For instance, how would you create a skin tone color if you don't have one already pre-mixed? Is creating brown a simple or complicated process? How do I make a dark blue on the reddish side without it going purple? These are the sorts of things you need to know how to do, or have a basic understanding of how to get there in order to use such a limited premix selection. 

Roman helped me get set up in Germany by taking me to the most amazing art store I've ever set foot in, Boesner. Here's the list: 

Titanium White
Ivory Black
Quincridone Magenta
Cadmium Orange
Titanium Yellow
Olive Green
Cobalt Turquoise
Ultramarine Blue
Light Ochre
Burnt Sienna
Natural Burnt Umber

I really enjoy these paints. Their pigmentation and strength make them very easy to mix and they stay wet in your palette for days (if you have a wet palette). The cons are that they do dry very shiny. So shiny that every couple of layers you have to apply some matte varnish to get more paint to stick. For me, this is something to adjust to. I like to paint in thin layers but that means using lots of matte varnish. If you apply the paint a bit thicker then you can get more done before having to matte varnish. I have been mixing the matte varnish directly into the paint on my palette to try to thin the pigments as well as kill the shine on them. 

Now on the flipside . . .

The reason for my interest in Jo Sonja is that they are SUPER easy to find in Australia and that is saying a lot. Seriously, the things the art community doesn't have access to here is staggering. I think the European, American and even Asian communities would be floored to find how difficult things are to track down here. Jo Sonja is everywhere though. Easily available and not expensive, either. Again, another bonus for the Aussie community.

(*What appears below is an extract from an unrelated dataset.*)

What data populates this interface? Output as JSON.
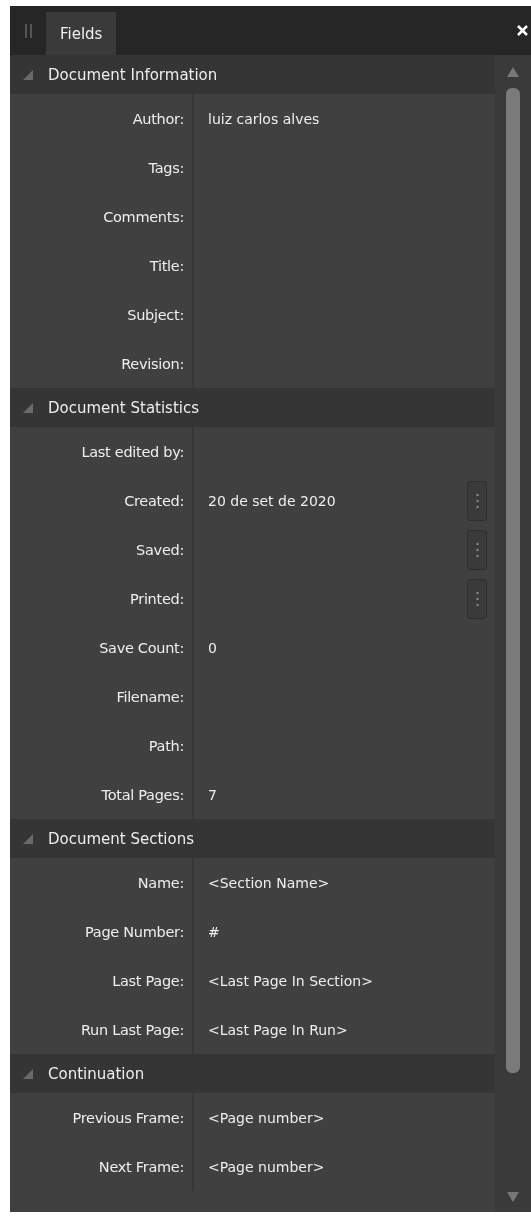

I went out and bought a smattering of Jo Sonja as well. Same list as above as well as the Fluoro green for glow effects. I've been mixing them with the Schminke which has neutralized the extreme finishes of both to give me something a bit more satiny, which is what I prefer because of the P3 range I've worked with for so long. 

I did also find that the Jo Sonjas can be used completely on their own but you have to get the Jo Sonja Glaze Medium to make them easier to use. It dilutes the paint and allows for more glazing. It doesn't take much to dilute them as they are already a fluid acrylic in a tube. Unlike the Schminke which are heavy body paint, which is the fansy pants art way of say they are thick like paste as opposed to fluid paint. 

I sat down and painted an entire project with nothing but my new tube acrylics. It was a little bit of a challenge trying to reliably mix new batches of colors in between painting sessions but it gets easier the more you do it. 

Here are my results. 


I really enjoyed using both and I am glad to have a much less cluttered desk with only the colors I absolutely need to mix anything and everything. It also means it's cheaper for me as 1 tube of Jo Sonja (75 ml) is the same price of the game paints such as P3 (17 ml). I did keep my metallics from the P3 range and some from Vallejo as well. That is one area where tube acrylic lines fail is producing a good metallic paint. Otherwise, I'm pretty pleased to have made the switch.